EXERCISE REQUIREMENTS:
Check each line of the data, and copy those where "chars" appears.

[THE RECORDS]

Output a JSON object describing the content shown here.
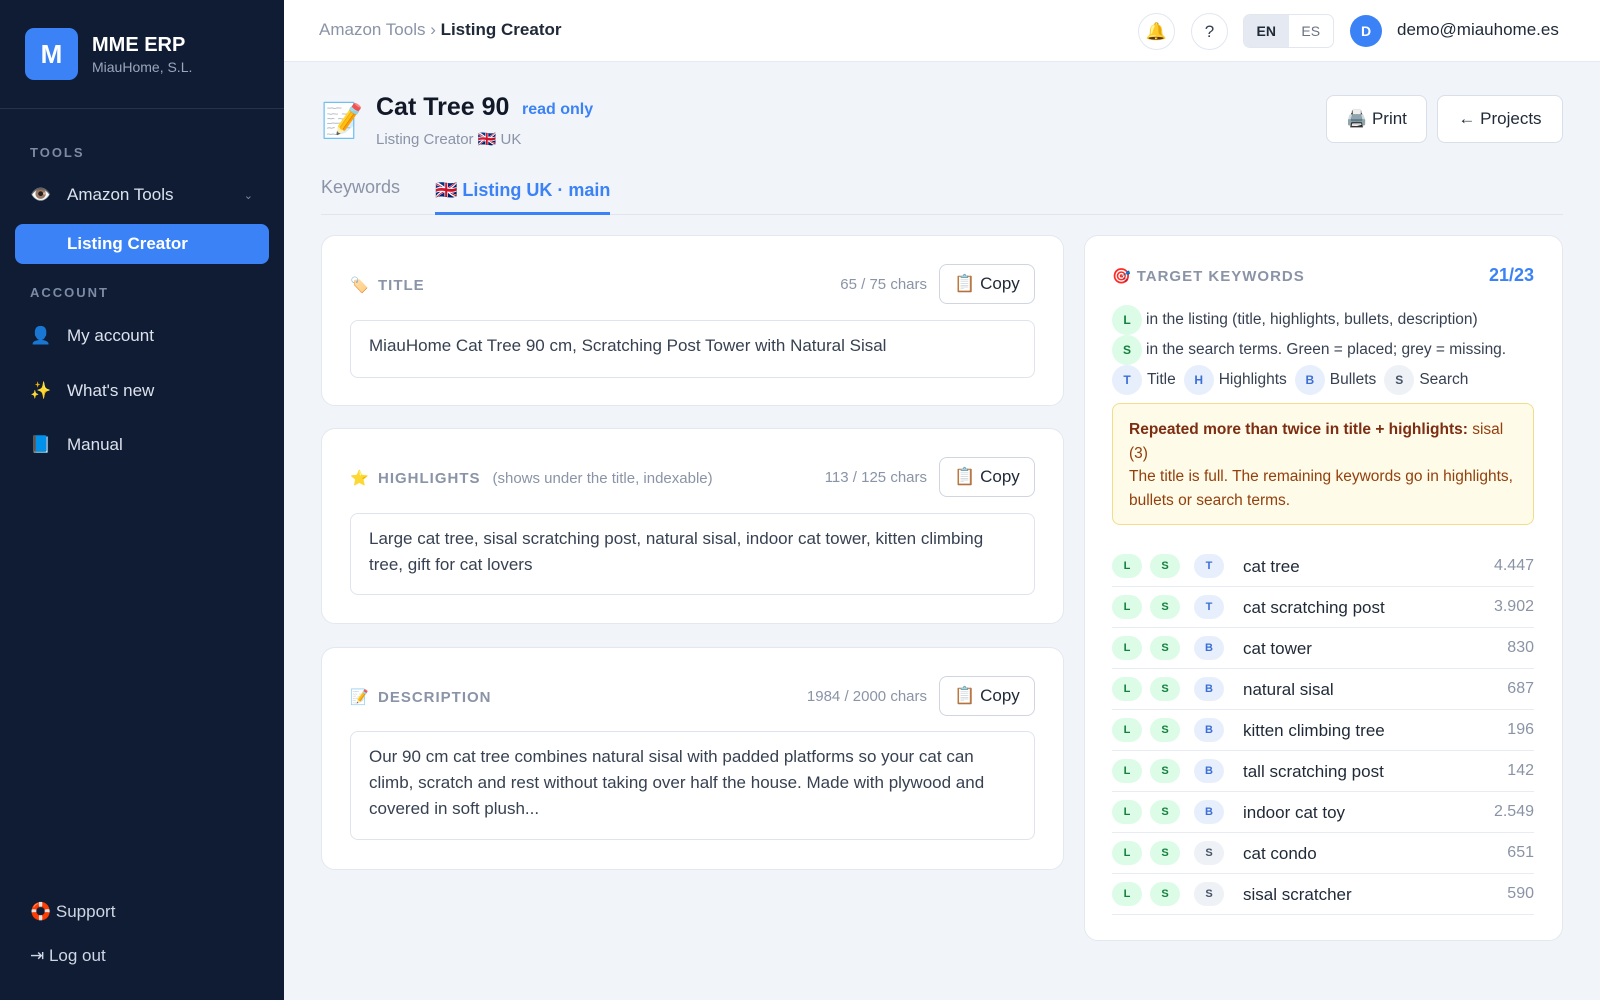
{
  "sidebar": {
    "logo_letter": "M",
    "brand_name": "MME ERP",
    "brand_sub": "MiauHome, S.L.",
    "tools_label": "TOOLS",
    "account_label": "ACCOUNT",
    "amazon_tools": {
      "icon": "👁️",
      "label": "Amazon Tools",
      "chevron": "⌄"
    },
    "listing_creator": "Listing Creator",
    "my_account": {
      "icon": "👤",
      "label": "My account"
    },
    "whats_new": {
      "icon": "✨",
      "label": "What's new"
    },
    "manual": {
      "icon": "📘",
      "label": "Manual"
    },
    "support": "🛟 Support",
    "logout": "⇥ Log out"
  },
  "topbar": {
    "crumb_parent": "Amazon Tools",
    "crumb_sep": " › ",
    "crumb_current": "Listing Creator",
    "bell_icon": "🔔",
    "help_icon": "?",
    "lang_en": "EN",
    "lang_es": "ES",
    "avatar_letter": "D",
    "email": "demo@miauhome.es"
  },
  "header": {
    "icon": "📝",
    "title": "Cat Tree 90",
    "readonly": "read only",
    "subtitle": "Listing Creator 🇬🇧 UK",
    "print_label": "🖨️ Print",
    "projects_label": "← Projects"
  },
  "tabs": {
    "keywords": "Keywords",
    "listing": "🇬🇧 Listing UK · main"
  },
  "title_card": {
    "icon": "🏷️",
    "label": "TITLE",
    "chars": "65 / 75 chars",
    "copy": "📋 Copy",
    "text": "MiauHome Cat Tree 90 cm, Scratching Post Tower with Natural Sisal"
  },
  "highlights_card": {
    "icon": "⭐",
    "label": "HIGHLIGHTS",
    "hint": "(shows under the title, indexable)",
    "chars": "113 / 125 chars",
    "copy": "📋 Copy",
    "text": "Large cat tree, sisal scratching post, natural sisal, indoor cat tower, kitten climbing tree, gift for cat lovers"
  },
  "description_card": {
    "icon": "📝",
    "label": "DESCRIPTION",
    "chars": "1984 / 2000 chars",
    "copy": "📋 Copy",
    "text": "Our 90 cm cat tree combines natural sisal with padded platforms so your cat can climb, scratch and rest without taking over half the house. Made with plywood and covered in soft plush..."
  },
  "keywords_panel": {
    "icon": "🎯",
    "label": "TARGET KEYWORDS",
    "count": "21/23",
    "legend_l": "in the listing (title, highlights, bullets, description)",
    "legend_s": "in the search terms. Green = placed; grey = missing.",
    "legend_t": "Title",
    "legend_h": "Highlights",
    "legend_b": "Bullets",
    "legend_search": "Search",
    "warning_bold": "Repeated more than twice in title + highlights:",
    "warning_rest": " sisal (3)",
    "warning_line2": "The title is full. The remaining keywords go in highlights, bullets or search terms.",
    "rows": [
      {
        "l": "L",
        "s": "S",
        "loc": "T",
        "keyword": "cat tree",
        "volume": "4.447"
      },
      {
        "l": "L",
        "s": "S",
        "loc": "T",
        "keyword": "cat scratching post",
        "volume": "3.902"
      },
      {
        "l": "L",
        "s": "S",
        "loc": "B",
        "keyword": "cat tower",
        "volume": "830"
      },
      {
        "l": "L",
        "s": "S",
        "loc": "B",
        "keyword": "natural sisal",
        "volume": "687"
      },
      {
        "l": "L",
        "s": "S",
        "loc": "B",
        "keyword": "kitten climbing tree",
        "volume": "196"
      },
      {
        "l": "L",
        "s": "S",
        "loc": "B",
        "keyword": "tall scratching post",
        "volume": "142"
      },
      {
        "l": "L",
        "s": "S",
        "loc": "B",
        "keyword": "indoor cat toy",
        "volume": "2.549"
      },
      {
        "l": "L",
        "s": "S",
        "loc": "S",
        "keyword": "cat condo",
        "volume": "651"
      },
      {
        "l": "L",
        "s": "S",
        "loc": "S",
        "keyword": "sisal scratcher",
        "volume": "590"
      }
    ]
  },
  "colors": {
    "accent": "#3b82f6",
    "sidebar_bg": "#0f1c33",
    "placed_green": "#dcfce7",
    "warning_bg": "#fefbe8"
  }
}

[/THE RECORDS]

THE COMPLETED TASK:
    "chars": "65 / 75 chars",
    "chars": "113 / 125 chars",
    "chars": "1984 / 2000 chars",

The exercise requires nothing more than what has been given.